Stored items from a collection
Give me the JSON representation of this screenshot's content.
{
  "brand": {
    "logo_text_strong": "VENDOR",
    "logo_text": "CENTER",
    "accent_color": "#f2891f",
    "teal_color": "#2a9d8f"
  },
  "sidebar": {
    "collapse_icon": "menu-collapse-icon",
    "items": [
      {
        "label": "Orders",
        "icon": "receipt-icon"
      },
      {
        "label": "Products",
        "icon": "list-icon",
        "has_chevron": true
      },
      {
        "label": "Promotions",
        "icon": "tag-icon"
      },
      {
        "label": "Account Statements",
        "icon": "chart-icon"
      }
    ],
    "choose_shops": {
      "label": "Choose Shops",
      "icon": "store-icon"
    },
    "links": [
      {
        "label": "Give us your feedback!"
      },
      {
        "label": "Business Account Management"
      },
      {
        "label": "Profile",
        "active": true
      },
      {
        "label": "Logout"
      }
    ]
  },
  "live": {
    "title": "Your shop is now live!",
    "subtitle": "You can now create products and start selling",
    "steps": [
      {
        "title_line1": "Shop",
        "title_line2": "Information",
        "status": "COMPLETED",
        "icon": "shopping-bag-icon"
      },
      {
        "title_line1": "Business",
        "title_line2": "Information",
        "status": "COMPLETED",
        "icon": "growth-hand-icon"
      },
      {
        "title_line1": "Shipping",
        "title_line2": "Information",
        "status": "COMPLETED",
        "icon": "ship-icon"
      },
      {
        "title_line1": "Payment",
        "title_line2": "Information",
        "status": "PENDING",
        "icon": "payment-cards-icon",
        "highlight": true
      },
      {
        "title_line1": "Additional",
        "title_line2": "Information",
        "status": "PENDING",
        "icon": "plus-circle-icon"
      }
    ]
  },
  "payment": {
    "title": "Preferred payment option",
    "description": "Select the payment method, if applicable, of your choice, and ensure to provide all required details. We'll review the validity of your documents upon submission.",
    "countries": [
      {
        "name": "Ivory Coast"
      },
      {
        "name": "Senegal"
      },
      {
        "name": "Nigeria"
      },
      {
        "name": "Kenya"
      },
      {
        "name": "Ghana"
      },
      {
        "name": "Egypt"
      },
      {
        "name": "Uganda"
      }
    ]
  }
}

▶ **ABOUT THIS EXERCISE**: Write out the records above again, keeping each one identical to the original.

▶ **TASK RESULT**:
Give me the JSON representation of this screenshot's content.
{
  "brand": {
    "logo_text_strong": "VENDOR",
    "logo_text": "CENTER",
    "accent_color": "#f2891f",
    "teal_color": "#2a9d8f"
  },
  "sidebar": {
    "collapse_icon": "menu-collapse-icon",
    "items": [
      {
        "label": "Orders",
        "icon": "receipt-icon"
      },
      {
        "label": "Products",
        "icon": "list-icon",
        "has_chevron": true
      },
      {
        "label": "Promotions",
        "icon": "tag-icon"
      },
      {
        "label": "Account Statements",
        "icon": "chart-icon"
      }
    ],
    "choose_shops": {
      "label": "Choose Shops",
      "icon": "store-icon"
    },
    "links": [
      {
        "label": "Give us your feedback!"
      },
      {
        "label": "Business Account Management"
      },
      {
        "label": "Profile",
        "active": true
      },
      {
        "label": "Logout"
      }
    ]
  },
  "live": {
    "title": "Your shop is now live!",
    "subtitle": "You can now create products and start selling",
    "steps": [
      {
        "title_line1": "Shop",
        "title_line2": "Information",
        "status": "COMPLETED",
        "icon": "shopping-bag-icon"
      },
      {
        "title_line1": "Business",
        "title_line2": "Information",
        "status": "COMPLETED",
        "icon": "growth-hand-icon"
      },
      {
        "title_line1": "Shipping",
        "title_line2": "Information",
        "status": "COMPLETED",
        "icon": "ship-icon"
      },
      {
        "title_line1": "Payment",
        "title_line2": "Information",
        "status": "PENDING",
        "icon": "payment-cards-icon",
        "highlight": true
      },
      {
        "title_line1": "Additional",
        "title_line2": "Information",
        "status": "PENDING",
        "icon": "plus-circle-icon"
      }
    ]
  },
  "payment": {
    "title": "Preferred payment option",
    "description": "Select the payment method, if applicable, of your choice, and ensure to provide all required details. We'll review the validity of your documents upon submission.",
    "countries": [
      {
        "name": "Ivory Coast"
      },
      {
        "name": "Senegal"
      },
      {
        "name": "Nigeria"
      },
      {
        "name": "Kenya"
      },
      {
        "name": "Ghana"
      },
      {
        "name": "Egypt"
      },
      {
        "name": "Uganda"
      }
    ]
  }
}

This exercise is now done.